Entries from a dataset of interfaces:
┌──
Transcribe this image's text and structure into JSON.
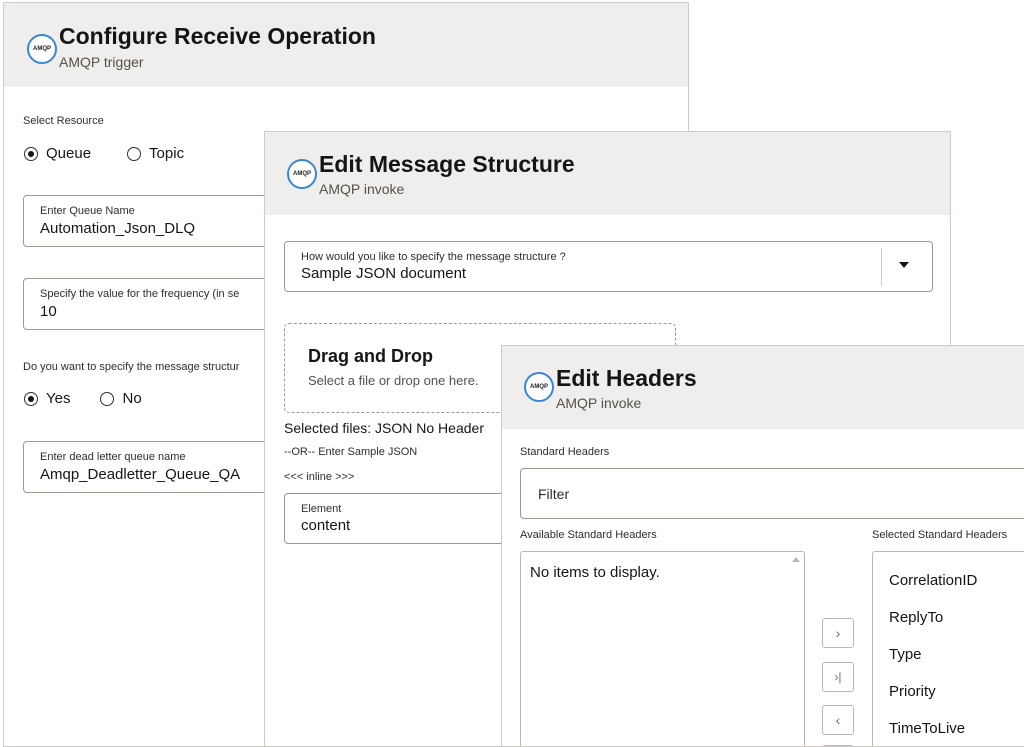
{
  "colors": {
    "header_bg": "#f0eeec",
    "logo_ring": "#3a86d6",
    "border": "#cfcac4"
  },
  "receive": {
    "logo_text": "AMQP",
    "title": "Configure Receive Operation",
    "subtitle": "AMQP trigger",
    "select_resource_label": "Select Resource",
    "resource_options": [
      "Queue",
      "Topic"
    ],
    "resource_selected": "Queue",
    "queue_name_label": "Enter Queue Name",
    "queue_name_value": "Automation_Json_DLQ",
    "frequency_label": "Specify the value for the frequency (in se",
    "frequency_value": "10",
    "structure_question": "Do you want to specify the message structur",
    "structure_options": [
      "Yes",
      "No"
    ],
    "structure_selected": "Yes",
    "dlq_label": "Enter dead letter queue name",
    "dlq_value": "Amqp_Deadletter_Queue_QA"
  },
  "message": {
    "logo_text": "AMQP",
    "title": "Edit Message Structure",
    "subtitle": "AMQP invoke",
    "select_label": "How would you like to specify the message structure ?",
    "select_value": "Sample JSON document",
    "dropzone_title": "Drag and Drop",
    "dropzone_hint": "Select a file or drop one here.",
    "selected_files": "Selected files: JSON No Header",
    "or_text": "--OR-- Enter Sample JSON",
    "inline_text": "<<< inline >>>",
    "element_label": "Element",
    "element_value": "content"
  },
  "headers": {
    "logo_text": "AMQP",
    "title": "Edit Headers",
    "subtitle": "AMQP invoke",
    "standard_headers_label": "Standard Headers",
    "filter_placeholder": "Filter",
    "available_label": "Available Standard Headers",
    "available_empty": "No items to display.",
    "selected_label": "Selected Standard Headers",
    "selected_items": [
      "CorrelationID",
      "ReplyTo",
      "Type",
      "Priority",
      "TimeToLive"
    ],
    "shuttle_icons": [
      "move-right-icon",
      "move-all-right-icon",
      "move-left-icon"
    ]
  }
}
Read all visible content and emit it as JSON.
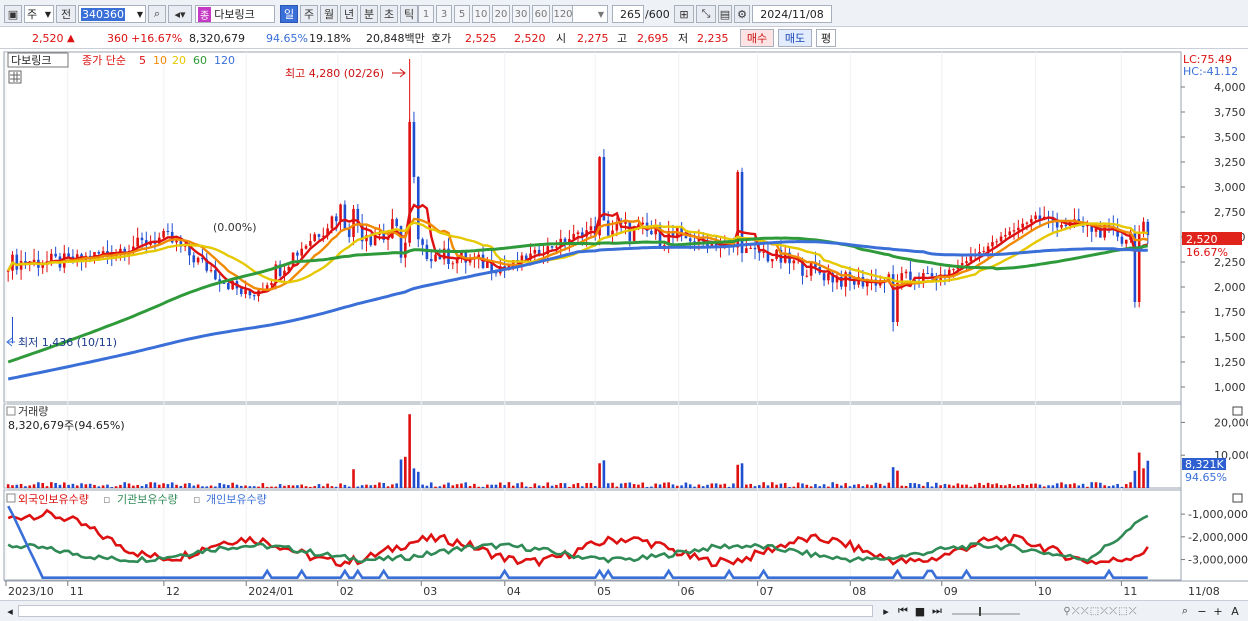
{
  "toolbar": {
    "period_type": "주",
    "period_prev": "전",
    "code": "340360",
    "stock_name": "다보링크",
    "stock_badge": "종",
    "intervals": [
      "일",
      "주",
      "월",
      "년",
      "분",
      "초",
      "틱"
    ],
    "active_interval": "일",
    "minutes": [
      "1",
      "3",
      "5",
      "10",
      "20",
      "30",
      "60",
      "120"
    ],
    "count": "265",
    "count_max": "/600",
    "date": "2024/11/08"
  },
  "quote": {
    "price": "2,520",
    "change_arrow": "▲",
    "change": "360",
    "change_pct": "+16.67%",
    "volume": "8,320,679",
    "volume_ratio": "94.65%",
    "turnover": "19.18%",
    "amount": "20,848백만",
    "bid_label": "호가",
    "ask": "2,525",
    "bid": "2,520",
    "open_label": "시",
    "open": "2,275",
    "high_label": "고",
    "high": "2,695",
    "low_label": "저",
    "low": "2,235",
    "buy_label": "매수",
    "sell_label": "매도",
    "avg_label": "평"
  },
  "price_panel": {
    "stock_tag": "다보링크",
    "ma_legend": {
      "label": "종가 단순",
      "periods": [
        {
          "p": "5",
          "color": "#dd1111"
        },
        {
          "p": "10",
          "color": "#f08a00"
        },
        {
          "p": "20",
          "color": "#e6c800"
        },
        {
          "p": "60",
          "color": "#2f9a3a"
        },
        {
          "p": "120",
          "color": "#3a6fd8"
        }
      ]
    },
    "max_label": "최고 4,280 (02/26)",
    "min_label": "최저 1,436 (10/11)",
    "split_label": "(0.00%)",
    "lc_label": "LC:75.49",
    "hc_label": "HC:-41.12",
    "current_price_tag": "2,520",
    "current_pct_tag": "16.67%",
    "y_ticks": [
      "4,000",
      "3,750",
      "3,500",
      "3,250",
      "3,000",
      "2,750",
      "2,500",
      "2,250",
      "2,000",
      "1,750",
      "1,500",
      "1,250",
      "1,000"
    ]
  },
  "volume_panel": {
    "title": "거래량",
    "subtitle": "8,320,679주(94.65%)",
    "y_ticks": [
      "20,000K",
      "10,000K"
    ],
    "current_tag": "8,321K",
    "current_pct": "94.65%"
  },
  "holding_panel": {
    "legend": [
      {
        "label": "외국인보유수량",
        "color": "#dd1111"
      },
      {
        "label": "기관보유수량",
        "color": "#2f8a55"
      },
      {
        "label": "개인보유수량",
        "color": "#3a6fd8"
      }
    ],
    "y_ticks": [
      "-1,000,000",
      "-2,000,000",
      "-3,000,000"
    ]
  },
  "x_axis": {
    "labels": [
      "2023/10",
      "11",
      "12",
      "2024/01",
      "02",
      "03",
      "04",
      "05",
      "06",
      "07",
      "08",
      "09",
      "10",
      "11"
    ],
    "right_label": "11/08"
  },
  "chart_data": {
    "type": "candlestick",
    "y_range": [
      850,
      4350
    ],
    "ohlc_monthly_approx": [
      {
        "x": "2023/10",
        "o": 1500,
        "h": 2400,
        "l": 1436,
        "c": 2250
      },
      {
        "x": "11",
        "o": 2250,
        "h": 2500,
        "l": 1750,
        "c": 2250
      },
      {
        "x": "12",
        "o": 2250,
        "h": 3050,
        "l": 2150,
        "c": 2500
      },
      {
        "x": "2024/01",
        "o": 2500,
        "h": 2600,
        "l": 1500,
        "c": 1900
      },
      {
        "x": "02",
        "o": 1900,
        "h": 4280,
        "l": 1850,
        "c": 2750
      },
      {
        "x": "03",
        "o": 2750,
        "h": 3150,
        "l": 2200,
        "c": 2350
      },
      {
        "x": "04",
        "o": 2350,
        "h": 2500,
        "l": 2050,
        "c": 2200
      },
      {
        "x": "05",
        "o": 2200,
        "h": 3500,
        "l": 2200,
        "c": 2600
      },
      {
        "x": "06",
        "o": 2600,
        "h": 2750,
        "l": 2300,
        "c": 2500
      },
      {
        "x": "07",
        "o": 2500,
        "h": 3250,
        "l": 2250,
        "c": 2350
      },
      {
        "x": "08",
        "o": 2350,
        "h": 2400,
        "l": 1550,
        "c": 2050
      },
      {
        "x": "09",
        "o": 2050,
        "h": 2200,
        "l": 1950,
        "c": 2100
      },
      {
        "x": "10",
        "o": 2100,
        "h": 2900,
        "l": 2100,
        "c": 2700
      },
      {
        "x": "11",
        "o": 2700,
        "h": 3050,
        "l": 1500,
        "c": 2520
      }
    ],
    "current_price": 2520,
    "max": {
      "value": 4280,
      "date": "02/26"
    },
    "min": {
      "value": 1436,
      "date": "10/11"
    }
  },
  "bottom": {
    "icons": [
      "scroll-left-icon",
      "play-icon",
      "rewind-icon",
      "stop-icon",
      "forward-icon",
      "zoom-out-icon",
      "minus-icon",
      "plus-icon",
      "text-tool-icon"
    ]
  }
}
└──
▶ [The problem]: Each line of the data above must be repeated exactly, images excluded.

▶ [Reply to the task]:
Transcribe this image's text and structure into JSON.
{
  "colors": {
    "header_bg": "#f0eeec",
    "logo_ring": "#3a86d6",
    "border": "#cfcac4"
  },
  "receive": {
    "logo_text": "AMQP",
    "title": "Configure Receive Operation",
    "subtitle": "AMQP trigger",
    "select_resource_label": "Select Resource",
    "resource_options": [
      "Queue",
      "Topic"
    ],
    "resource_selected": "Queue",
    "queue_name_label": "Enter Queue Name",
    "queue_name_value": "Automation_Json_DLQ",
    "frequency_label": "Specify the value for the frequency (in se",
    "frequency_value": "10",
    "structure_question": "Do you want to specify the message structur",
    "structure_options": [
      "Yes",
      "No"
    ],
    "structure_selected": "Yes",
    "dlq_label": "Enter dead letter queue name",
    "dlq_value": "Amqp_Deadletter_Queue_QA"
  },
  "message": {
    "logo_text": "AMQP",
    "title": "Edit Message Structure",
    "subtitle": "AMQP invoke",
    "select_label": "How would you like to specify the message structure ?",
    "select_value": "Sample JSON document",
    "dropzone_title": "Drag and Drop",
    "dropzone_hint": "Select a file or drop one here.",
    "selected_files": "Selected files: JSON No Header",
    "or_text": "--OR-- Enter Sample JSON",
    "inline_text": "<<< inline >>>",
    "element_label": "Element",
    "element_value": "content"
  },
  "headers": {
    "logo_text": "AMQP",
    "title": "Edit Headers",
    "subtitle": "AMQP invoke",
    "standard_headers_label": "Standard Headers",
    "filter_placeholder": "Filter",
    "available_label": "Available Standard Headers",
    "available_empty": "No items to display.",
    "selected_label": "Selected Standard Headers",
    "selected_items": [
      "CorrelationID",
      "ReplyTo",
      "Type",
      "Priority",
      "TimeToLive"
    ],
    "shuttle_icons": [
      "move-right-icon",
      "move-all-right-icon",
      "move-left-icon"
    ]
  }
}
Read all visible content and emit it as JSON.
{
  "toolbar": {
    "period_type": "주",
    "period_prev": "전",
    "code": "340360",
    "stock_name": "다보링크",
    "stock_badge": "종",
    "intervals": [
      "일",
      "주",
      "월",
      "년",
      "분",
      "초",
      "틱"
    ],
    "active_interval": "일",
    "minutes": [
      "1",
      "3",
      "5",
      "10",
      "20",
      "30",
      "60",
      "120"
    ],
    "count": "265",
    "count_max": "/600",
    "date": "2024/11/08"
  },
  "quote": {
    "price": "2,520",
    "change_arrow": "▲",
    "change": "360",
    "change_pct": "+16.67%",
    "volume": "8,320,679",
    "volume_ratio": "94.65%",
    "turnover": "19.18%",
    "amount": "20,848백만",
    "bid_label": "호가",
    "ask": "2,525",
    "bid": "2,520",
    "open_label": "시",
    "open": "2,275",
    "high_label": "고",
    "high": "2,695",
    "low_label": "저",
    "low": "2,235",
    "buy_label": "매수",
    "sell_label": "매도",
    "avg_label": "평"
  },
  "price_panel": {
    "stock_tag": "다보링크",
    "ma_legend": {
      "label": "종가 단순",
      "periods": [
        {
          "p": "5",
          "color": "#dd1111"
        },
        {
          "p": "10",
          "color": "#f08a00"
        },
        {
          "p": "20",
          "color": "#e6c800"
        },
        {
          "p": "60",
          "color": "#2f9a3a"
        },
        {
          "p": "120",
          "color": "#3a6fd8"
        }
      ]
    },
    "max_label": "최고 4,280 (02/26)",
    "min_label": "최저 1,436 (10/11)",
    "split_label": "(0.00%)",
    "lc_label": "LC:75.49",
    "hc_label": "HC:-41.12",
    "current_price_tag": "2,520",
    "current_pct_tag": "16.67%",
    "y_ticks": [
      "4,000",
      "3,750",
      "3,500",
      "3,250",
      "3,000",
      "2,750",
      "2,500",
      "2,250",
      "2,000",
      "1,750",
      "1,500",
      "1,250",
      "1,000"
    ]
  },
  "volume_panel": {
    "title": "거래량",
    "subtitle": "8,320,679주(94.65%)",
    "y_ticks": [
      "20,000K",
      "10,000K"
    ],
    "current_tag": "8,321K",
    "current_pct": "94.65%"
  },
  "holding_panel": {
    "legend": [
      {
        "label": "외국인보유수량",
        "color": "#dd1111"
      },
      {
        "label": "기관보유수량",
        "color": "#2f8a55"
      },
      {
        "label": "개인보유수량",
        "color": "#3a6fd8"
      }
    ],
    "y_ticks": [
      "-1,000,000",
      "-2,000,000",
      "-3,000,000"
    ]
  },
  "x_axis": {
    "labels": [
      "2023/10",
      "11",
      "12",
      "2024/01",
      "02",
      "03",
      "04",
      "05",
      "06",
      "07",
      "08",
      "09",
      "10",
      "11"
    ],
    "right_label": "11/08"
  },
  "chart_data": {
    "type": "candlestick",
    "y_range": [
      850,
      4350
    ],
    "ohlc_monthly_approx": [
      {
        "x": "2023/10",
        "o": 1500,
        "h": 2400,
        "l": 1436,
        "c": 2250
      },
      {
        "x": "11",
        "o": 2250,
        "h": 2500,
        "l": 1750,
        "c": 2250
      },
      {
        "x": "12",
        "o": 2250,
        "h": 3050,
        "l": 2150,
        "c": 2500
      },
      {
        "x": "2024/01",
        "o": 2500,
        "h": 2600,
        "l": 1500,
        "c": 1900
      },
      {
        "x": "02",
        "o": 1900,
        "h": 4280,
        "l": 1850,
        "c": 2750
      },
      {
        "x": "03",
        "o": 2750,
        "h": 3150,
        "l": 2200,
        "c": 2350
      },
      {
        "x": "04",
        "o": 2350,
        "h": 2500,
        "l": 2050,
        "c": 2200
      },
      {
        "x": "05",
        "o": 2200,
        "h": 3500,
        "l": 2200,
        "c": 2600
      },
      {
        "x": "06",
        "o": 2600,
        "h": 2750,
        "l": 2300,
        "c": 2500
      },
      {
        "x": "07",
        "o": 2500,
        "h": 3250,
        "l": 2250,
        "c": 2350
      },
      {
        "x": "08",
        "o": 2350,
        "h": 2400,
        "l": 1550,
        "c": 2050
      },
      {
        "x": "09",
        "o": 2050,
        "h": 2200,
        "l": 1950,
        "c": 2100
      },
      {
        "x": "10",
        "o": 2100,
        "h": 2900,
        "l": 2100,
        "c": 2700
      },
      {
        "x": "11",
        "o": 2700,
        "h": 3050,
        "l": 1500,
        "c": 2520
      }
    ],
    "current_price": 2520,
    "max": {
      "value": 4280,
      "date": "02/26"
    },
    "min": {
      "value": 1436,
      "date": "10/11"
    }
  },
  "bottom": {
    "icons": [
      "scroll-left-icon",
      "play-icon",
      "rewind-icon",
      "stop-icon",
      "forward-icon",
      "zoom-out-icon",
      "minus-icon",
      "plus-icon",
      "text-tool-icon"
    ]
  }
}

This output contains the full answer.